**BRIEF**
Bring together all lines from the listing below that contain the string "Unformatted".

STORED DATA section start

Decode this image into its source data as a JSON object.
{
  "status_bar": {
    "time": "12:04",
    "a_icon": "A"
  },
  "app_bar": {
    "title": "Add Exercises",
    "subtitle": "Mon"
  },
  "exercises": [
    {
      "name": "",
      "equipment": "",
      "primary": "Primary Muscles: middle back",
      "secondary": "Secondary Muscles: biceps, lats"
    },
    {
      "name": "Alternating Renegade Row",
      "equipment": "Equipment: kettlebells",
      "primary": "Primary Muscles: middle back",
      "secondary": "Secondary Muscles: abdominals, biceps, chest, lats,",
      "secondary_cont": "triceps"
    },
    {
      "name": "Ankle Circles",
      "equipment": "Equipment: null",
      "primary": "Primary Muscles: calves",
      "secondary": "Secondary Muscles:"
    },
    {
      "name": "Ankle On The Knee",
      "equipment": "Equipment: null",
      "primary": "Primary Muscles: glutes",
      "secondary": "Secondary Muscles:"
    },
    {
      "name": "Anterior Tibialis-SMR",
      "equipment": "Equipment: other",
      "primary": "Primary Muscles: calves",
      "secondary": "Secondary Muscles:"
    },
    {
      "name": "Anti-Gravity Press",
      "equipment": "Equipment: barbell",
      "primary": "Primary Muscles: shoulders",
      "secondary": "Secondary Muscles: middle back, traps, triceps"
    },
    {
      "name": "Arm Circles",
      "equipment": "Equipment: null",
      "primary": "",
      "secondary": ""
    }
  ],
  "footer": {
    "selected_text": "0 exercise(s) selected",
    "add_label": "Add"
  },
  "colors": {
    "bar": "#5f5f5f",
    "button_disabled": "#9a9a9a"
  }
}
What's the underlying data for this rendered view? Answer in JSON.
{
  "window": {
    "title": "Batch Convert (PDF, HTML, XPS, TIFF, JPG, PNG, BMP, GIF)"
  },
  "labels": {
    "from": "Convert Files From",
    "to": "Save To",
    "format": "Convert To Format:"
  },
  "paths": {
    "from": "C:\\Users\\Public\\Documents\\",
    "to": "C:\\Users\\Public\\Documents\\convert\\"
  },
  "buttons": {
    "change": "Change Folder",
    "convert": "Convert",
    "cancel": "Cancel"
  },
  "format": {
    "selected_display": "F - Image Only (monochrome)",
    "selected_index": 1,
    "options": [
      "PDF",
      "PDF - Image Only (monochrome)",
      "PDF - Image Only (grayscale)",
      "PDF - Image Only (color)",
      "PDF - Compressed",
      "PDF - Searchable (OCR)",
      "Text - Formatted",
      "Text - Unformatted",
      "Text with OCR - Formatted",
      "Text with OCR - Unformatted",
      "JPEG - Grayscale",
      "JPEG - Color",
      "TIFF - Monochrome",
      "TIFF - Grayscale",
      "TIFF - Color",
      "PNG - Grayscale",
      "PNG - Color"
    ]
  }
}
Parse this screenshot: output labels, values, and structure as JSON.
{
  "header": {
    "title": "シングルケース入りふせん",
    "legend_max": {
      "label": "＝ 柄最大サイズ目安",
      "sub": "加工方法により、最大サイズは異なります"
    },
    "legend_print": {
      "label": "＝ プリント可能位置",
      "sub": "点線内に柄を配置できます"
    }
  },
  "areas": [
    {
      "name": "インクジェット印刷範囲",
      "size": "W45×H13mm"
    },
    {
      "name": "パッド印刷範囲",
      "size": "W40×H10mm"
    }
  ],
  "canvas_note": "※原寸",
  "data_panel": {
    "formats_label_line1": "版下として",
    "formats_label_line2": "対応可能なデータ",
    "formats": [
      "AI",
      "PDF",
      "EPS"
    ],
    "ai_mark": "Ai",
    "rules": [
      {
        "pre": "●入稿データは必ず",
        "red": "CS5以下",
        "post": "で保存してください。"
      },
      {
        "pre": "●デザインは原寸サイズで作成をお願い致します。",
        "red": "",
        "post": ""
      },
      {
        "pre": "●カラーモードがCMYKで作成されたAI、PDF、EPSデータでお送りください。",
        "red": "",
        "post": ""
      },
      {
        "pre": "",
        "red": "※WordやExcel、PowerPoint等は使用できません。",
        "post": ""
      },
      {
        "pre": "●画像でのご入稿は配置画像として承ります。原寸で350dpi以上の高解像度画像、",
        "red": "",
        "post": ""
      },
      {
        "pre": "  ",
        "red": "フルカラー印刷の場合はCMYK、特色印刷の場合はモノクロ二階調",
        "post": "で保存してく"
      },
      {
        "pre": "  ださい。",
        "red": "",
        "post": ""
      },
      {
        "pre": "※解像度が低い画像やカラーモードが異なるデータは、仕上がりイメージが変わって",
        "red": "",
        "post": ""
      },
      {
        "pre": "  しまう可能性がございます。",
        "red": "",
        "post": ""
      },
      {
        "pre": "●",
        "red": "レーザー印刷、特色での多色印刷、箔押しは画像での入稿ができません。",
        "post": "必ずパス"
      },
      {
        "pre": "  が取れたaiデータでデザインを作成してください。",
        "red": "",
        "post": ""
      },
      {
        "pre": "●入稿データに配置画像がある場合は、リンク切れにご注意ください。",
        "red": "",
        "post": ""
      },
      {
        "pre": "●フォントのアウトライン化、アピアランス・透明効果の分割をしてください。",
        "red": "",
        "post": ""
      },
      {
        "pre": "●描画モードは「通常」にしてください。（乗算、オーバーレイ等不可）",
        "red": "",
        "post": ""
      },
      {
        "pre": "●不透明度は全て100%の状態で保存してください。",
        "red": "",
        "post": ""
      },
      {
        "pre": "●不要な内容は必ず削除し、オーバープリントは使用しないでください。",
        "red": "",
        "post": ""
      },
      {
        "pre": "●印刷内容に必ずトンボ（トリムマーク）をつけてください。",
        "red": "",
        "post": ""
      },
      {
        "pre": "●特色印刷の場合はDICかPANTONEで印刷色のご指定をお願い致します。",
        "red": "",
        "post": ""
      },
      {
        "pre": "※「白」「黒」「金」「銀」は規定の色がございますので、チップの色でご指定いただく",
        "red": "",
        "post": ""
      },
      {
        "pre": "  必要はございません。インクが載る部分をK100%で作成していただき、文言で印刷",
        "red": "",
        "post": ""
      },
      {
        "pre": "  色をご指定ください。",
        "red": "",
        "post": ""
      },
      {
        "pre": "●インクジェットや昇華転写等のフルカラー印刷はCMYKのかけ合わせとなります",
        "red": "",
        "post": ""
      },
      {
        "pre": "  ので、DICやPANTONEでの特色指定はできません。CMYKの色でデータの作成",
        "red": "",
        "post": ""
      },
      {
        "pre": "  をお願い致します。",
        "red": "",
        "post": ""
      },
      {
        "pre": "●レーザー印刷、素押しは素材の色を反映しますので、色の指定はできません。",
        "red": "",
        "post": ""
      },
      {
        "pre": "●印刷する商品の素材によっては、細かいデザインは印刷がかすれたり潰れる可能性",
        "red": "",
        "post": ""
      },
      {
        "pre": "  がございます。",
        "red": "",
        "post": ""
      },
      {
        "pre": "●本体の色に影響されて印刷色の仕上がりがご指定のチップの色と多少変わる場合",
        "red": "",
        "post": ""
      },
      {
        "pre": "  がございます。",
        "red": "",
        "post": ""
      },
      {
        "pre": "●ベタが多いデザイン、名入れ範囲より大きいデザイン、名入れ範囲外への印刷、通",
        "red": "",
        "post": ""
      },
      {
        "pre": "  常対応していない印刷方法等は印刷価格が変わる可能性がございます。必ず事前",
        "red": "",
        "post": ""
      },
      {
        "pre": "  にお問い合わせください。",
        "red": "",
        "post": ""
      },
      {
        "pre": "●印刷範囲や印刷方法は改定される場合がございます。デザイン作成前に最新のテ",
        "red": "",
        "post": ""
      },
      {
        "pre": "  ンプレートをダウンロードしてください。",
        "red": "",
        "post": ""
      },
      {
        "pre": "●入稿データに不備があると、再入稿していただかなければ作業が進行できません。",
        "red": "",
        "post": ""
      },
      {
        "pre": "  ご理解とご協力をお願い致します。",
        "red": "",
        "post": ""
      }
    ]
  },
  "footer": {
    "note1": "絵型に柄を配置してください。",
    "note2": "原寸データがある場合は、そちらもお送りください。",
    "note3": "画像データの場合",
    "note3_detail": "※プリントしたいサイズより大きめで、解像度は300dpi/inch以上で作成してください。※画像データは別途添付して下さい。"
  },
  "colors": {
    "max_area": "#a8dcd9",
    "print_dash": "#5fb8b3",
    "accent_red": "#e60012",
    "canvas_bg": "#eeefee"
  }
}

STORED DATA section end

**WRITTEN SOLUTION**
      "Text - Unformatted",
      "Text with OCR - Unformatted",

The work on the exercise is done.